What You Should Really Eat

WebMD Commentary

Should you eat every three hours, load up on protein, or concentrate on healthy carbs?

We're constantly pummeled with new ways to lose weight. And many of them are right on the money.

I'm not talking about popping a pill to get your cortisol levels in check or cutting the latest evil food from your diet. Some things are hogwash.

But many of them aren't.

The Combination Fix

The problem is that there is no one fix. Eating every three hours is a great idea. So is stocking up on protein. And you absolutely should munch on brown rice -- a healthy carb -- instead of white rice.

The trick is to combine all these healthy little tidbits to create that slimmer, healthier you.

Eating something healthy every three hours helps prevent your metabolism from plummeting between meals. And it helps keep you from gorging on bad foods in between meals.

Eating more protein helps you stay full longer. This doesn't mean bacon and hot dogs. And it doesn't mean low-carb.

High-protein diets were all the rage a couple of years ago. The main problem with them is that the most popular varieties usually consisted of high-fat sources of protein and limited healthy carbs -- even fruits and vegetables.

A high-protein diet (again, not low-carb) is a very healthy diet that can help you slim down by keeping you feeling full.

Chicken, turkey, tofu, and lean beef are great sources of healthy protein. Even the occasional egg and steak are fine.

And instead of limiting carbs in your diet, add in healthy carbs such as vegetables and fruits, brown rice, and other whole grains.

But you don't like brown rice?

I can relate. When I started the switch to brown rice and wheat pasta a few years ago, it took some getting used to. But now I actually prefer them and don't miss the unhealthier versions at all.

Ditch the Low-Fat Diet

We've learned in recent years that the traditional low-fat diet isn't the best way to go. Again, that doesn't mean it's OK to sit down to a meal of steak, butter-laden mashed potatoes, and berry cobbler.

What it does mean is that you should lean toward sources of healthy fats, such as salmon, olive oil, and nuts. Still use them in moderation, since fats tend to have more calories. But a tablespoon of olive oil or a small handful of nuts is a great source of heart-healthy fats.

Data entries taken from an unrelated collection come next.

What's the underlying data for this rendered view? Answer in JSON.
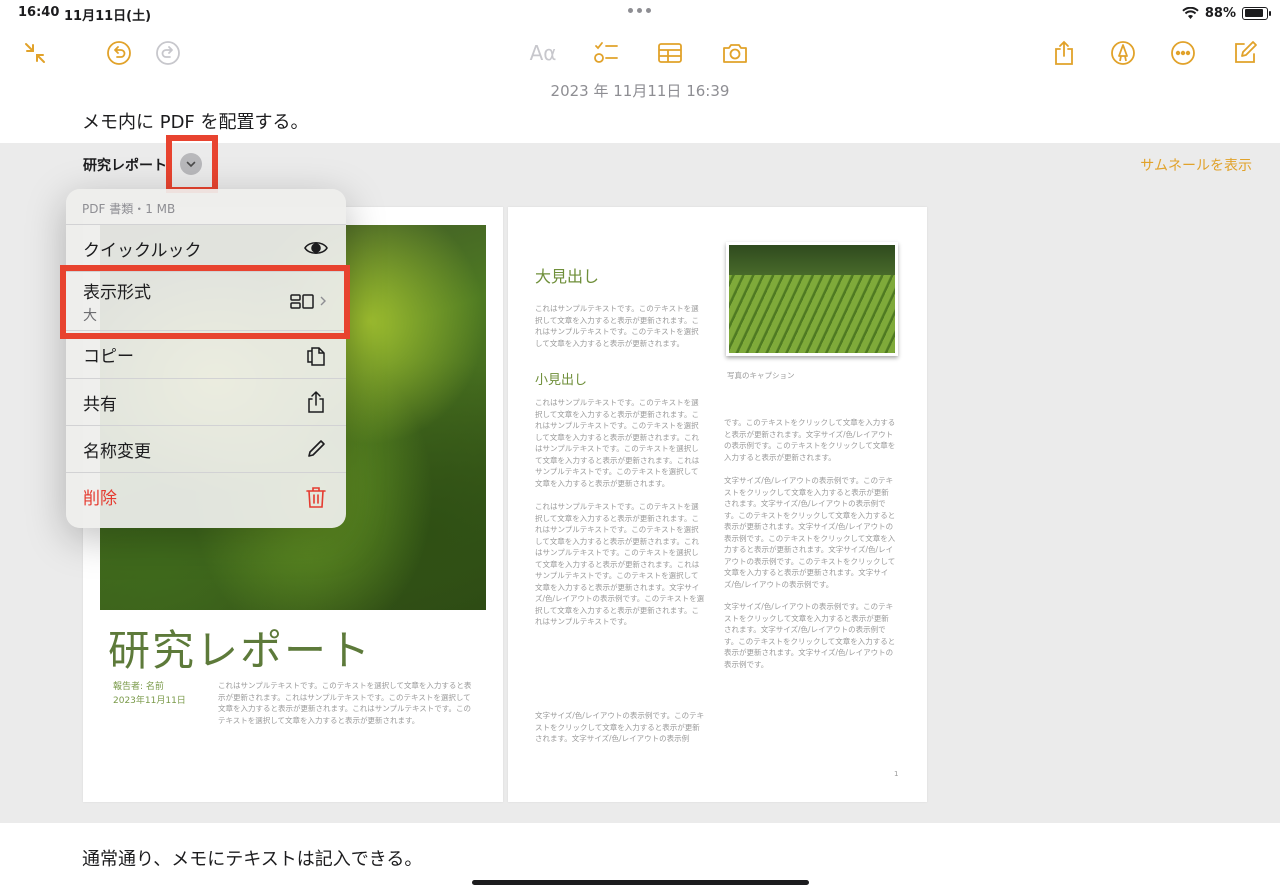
{
  "status_bar": {
    "time": "16:40",
    "date": "11月11日(土)",
    "battery": "88%"
  },
  "toolbar": {
    "font_button": "Aα",
    "icons": [
      "collapse-icon",
      "undo-icon",
      "redo-icon",
      "checklist-icon",
      "table-icon",
      "camera-icon",
      "share-icon",
      "markup-icon",
      "more-icon",
      "compose-icon"
    ]
  },
  "note": {
    "date": "2023 年 11月11日 16:39",
    "line1": "メモ内に PDF を配置する。",
    "line2": "通常通り、メモにテキストは記入できる。"
  },
  "attachment": {
    "title": "研究レポート",
    "thumbnail_link": "サムネールを表示"
  },
  "menu": {
    "header": "PDF 書類・1 MB",
    "items": [
      {
        "label": "クイックルック",
        "icon": "eye-icon"
      },
      {
        "label": "表示形式",
        "sublabel": "大",
        "icon": "layout-icon"
      },
      {
        "label": "コピー",
        "icon": "copy-icon"
      },
      {
        "label": "共有",
        "icon": "share-icon"
      },
      {
        "label": "名称変更",
        "icon": "pencil-icon"
      },
      {
        "label": "削除",
        "icon": "trash-icon"
      }
    ]
  },
  "pdf": {
    "left": {
      "title": "研究レポート",
      "meta1": "報告者: 名前",
      "meta2": "2023年11月11日",
      "body": "これはサンプルテキストです。このテキストを選択して文章を入力すると表示が更新されます。これはサンプルテキストです。このテキストを選択して文章を入力すると表示が更新されます。これはサンプルテキストです。このテキストを選択して文章を入力すると表示が更新されます。"
    },
    "right": {
      "heading_large": "大見出し",
      "heading_small": "小見出し",
      "para1": "これはサンプルテキストです。このテキストを選択して文章を入力すると表示が更新されます。これはサンプルテキストです。このテキストを選択して文章を入力すると表示が更新されます。",
      "para2": "これはサンプルテキストです。このテキストを選択して文章を入力すると表示が更新されます。これはサンプルテキストです。このテキストを選択して文章を入力すると表示が更新されます。これはサンプルテキストです。このテキストを選択して文章を入力すると表示が更新されます。これはサンプルテキストです。このテキストを選択して文章を入力すると表示が更新されます。",
      "para3": "これはサンプルテキストです。このテキストを選択して文章を入力すると表示が更新されます。これはサンプルテキストです。このテキストを選択して文章を入力すると表示が更新されます。これはサンプルテキストです。このテキストを選択して文章を入力すると表示が更新されます。これはサンプルテキストです。このテキストを選択して文章を入力すると表示が更新されます。文字サイズ/色/レイアウトの表示例です。このテキストを選択して文章を入力すると表示が更新されます。これはサンプルテキストです。",
      "para4": "文字サイズ/色/レイアウトの表示例です。このテキストをクリックして文章を入力すると表示が更新されます。文字サイズ/色/レイアウトの表示例",
      "caption": "写真のキャプション",
      "col2_para1": "です。このテキストをクリックして文章を入力すると表示が更新されます。文字サイズ/色/レイアウトの表示例です。このテキストをクリックして文章を入力すると表示が更新されます。",
      "col2_para2": "文字サイズ/色/レイアウトの表示例です。このテキストをクリックして文章を入力すると表示が更新されます。文字サイズ/色/レイアウトの表示例です。このテキストをクリックして文章を入力すると表示が更新されます。文字サイズ/色/レイアウトの表示例です。このテキストをクリックして文章を入力すると表示が更新されます。文字サイズ/色/レイアウトの表示例です。このテキストをクリックして文章を入力すると表示が更新されます。文字サイズ/色/レイアウトの表示例です。",
      "col2_para3": "文字サイズ/色/レイアウトの表示例です。このテキストをクリックして文章を入力すると表示が更新されます。文字サイズ/色/レイアウトの表示例です。このテキストをクリックして文章を入力すると表示が更新されます。文字サイズ/色/レイアウトの表示例です。",
      "page_number": "1"
    }
  },
  "colors": {
    "accent": "#e1a22a",
    "highlight": "#e8432f",
    "destructive": "#e53b30",
    "report_green": "#5d7a3a"
  }
}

Stay away from trans fats, which are known to be damaging to the heart. Since the amount of trans fats now must appear on food labels, most foods are now thankfully trans fat-free.

Take Your Time

The point is that you can't rely on any one solution to help you lose weight. Combine all the great advice you hear, and make sure you know what's good and what's not.

But you also don't have to make all these changes in one day.

Take some time to get used to eating every three hours - even if it's not the healthiest food at first. If you're not really hungry when your three hours is up, try to eat something. That'll help your body get used to eating several smaller meals throughout the day.

Once you've got that down, start working in some healthier forms of protein. And later on you can bring in a healthy carb or two.

And don't forget about the exercise. Yes, you do have to exercise. Any weight loss plan that's worth its weight includes exercise.

Michael W. Smith, MD, is WebMD's medical editor-in-chief. His opinions and conclusions are his own.